Ron McKenzie at the Blessed Economist posts briefly about the false predictions of the bible prophesy buffs who have related certain news items regarding the political nation of Israel with the end times. Although these false predictions are by no means limited to those who hold to the dispensational premillenial view of eschatology, it seems they have the lion's share. I'm sick of these self-proclaimed experts who couldn't predict their way out of a wet paper bag.

Not only are these newspaper eschatologians wrong about what Ron mentioned, they are never right about anything at all. They tell us about how Israel will be at war with the Soviet Union. They when it collapses, they simply make up a new future. Russia, then Iran then a central Asian republic. When the first Gulf war started, I remember, even though I wasn't a convert yet, waves of "bible believing Christians" called into radio talk shows explaining that the US attack on Iraq was the beginning of the end. It never happened. All kinds of parallels were made between Saddam Hussein and Nebuchadnezzar. Bible verses were allegorized to fit CNN Headline news.

All these years the soon-to-be ten nation European Union was viewed as the ten horned beast from the book of Revelation from which the Anti-Christ would come. Then it grew to eleven, then twelve nations. Yawn. Y2K, 9/11, Harold Camping, Jack Van Impe. All wrong. Always. Yet Christians continue to believe.

Eschatology for my kids means bed time. Ni-night.

Recipients of Grace

Throughout my wife's pregnancy and birth of our new baby boy, we have been on the receiving end of people's charity. With high "risks" of miscarriage, as well as a few other factors, she was on bed rest briefly, and limited duty for most of the pregnancy. Many of our family, friends, church, and even complete strangers helped our family out with housework, shopping, babysitting and meals. Our church has a meal ministry for mothers of newborns, and we'll be receiving them for a while.

It is amazing to see all that the people have done for our sake. We are thankful and have been humbled.

Sunday, July 01, 2007

It's a BOY!

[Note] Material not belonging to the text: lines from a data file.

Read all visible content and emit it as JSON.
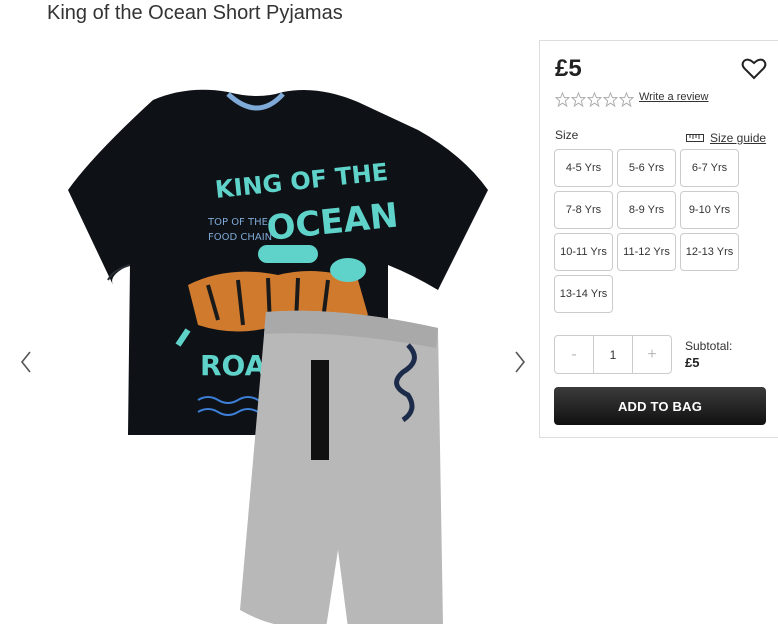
{
  "product": {
    "title": "King of the Ocean Short Pyjamas",
    "price": "£5",
    "write_review": "Write a review",
    "rating_stars": 5,
    "colors": {
      "accent_dark": "#222222",
      "tshirt": "#0e1116",
      "tshirt_text": "#5fd3c9",
      "shorts": "#b8b8b8"
    }
  },
  "gallery": {
    "prev_icon": "chevron-left-icon",
    "next_icon": "chevron-right-icon"
  },
  "size": {
    "label": "Size",
    "guide_label": "Size guide",
    "options": [
      "4-5 Yrs",
      "5-6 Yrs",
      "6-7 Yrs",
      "7-8 Yrs",
      "8-9 Yrs",
      "9-10 Yrs",
      "10-11 Yrs",
      "11-12 Yrs",
      "12-13 Yrs",
      "13-14 Yrs"
    ]
  },
  "quantity": {
    "minus": "-",
    "value": "1",
    "plus": "+"
  },
  "subtotal": {
    "label": "Subtotal:",
    "value": "£5"
  },
  "cart": {
    "add_label": "ADD TO BAG"
  }
}
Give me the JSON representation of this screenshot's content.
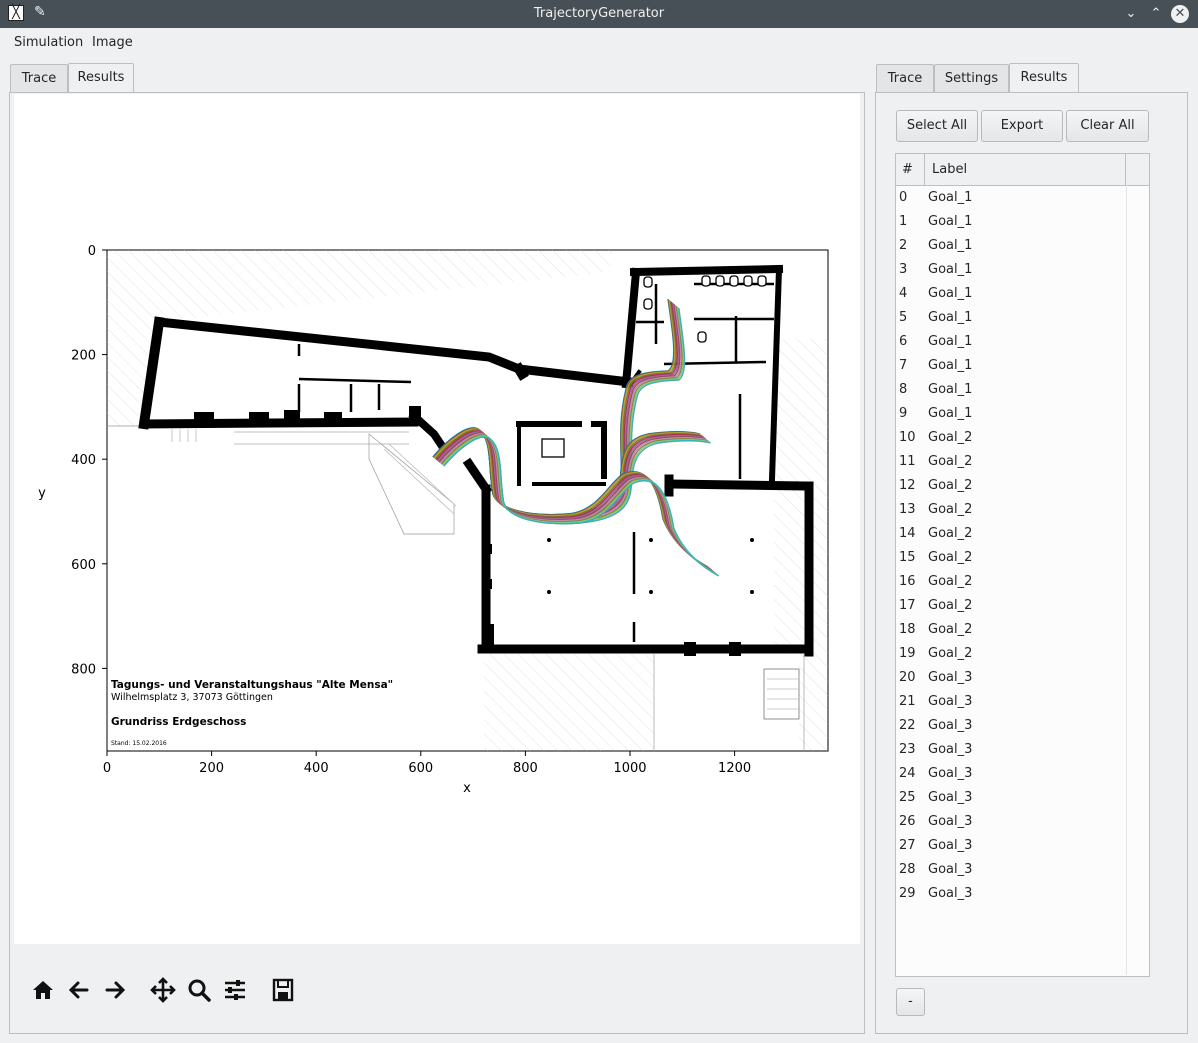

Mrs. Scott and I welcomed our latest blessing from God into the world on Friday morning. Our little bundle of joy looks just like me, according to close family and strangers alike. I don't see it when looking in the mirror, but I sure see it in my own baby pictures. Mom and baby are doing fine at home. Thanks to everybody who encouraged us in this long period of time.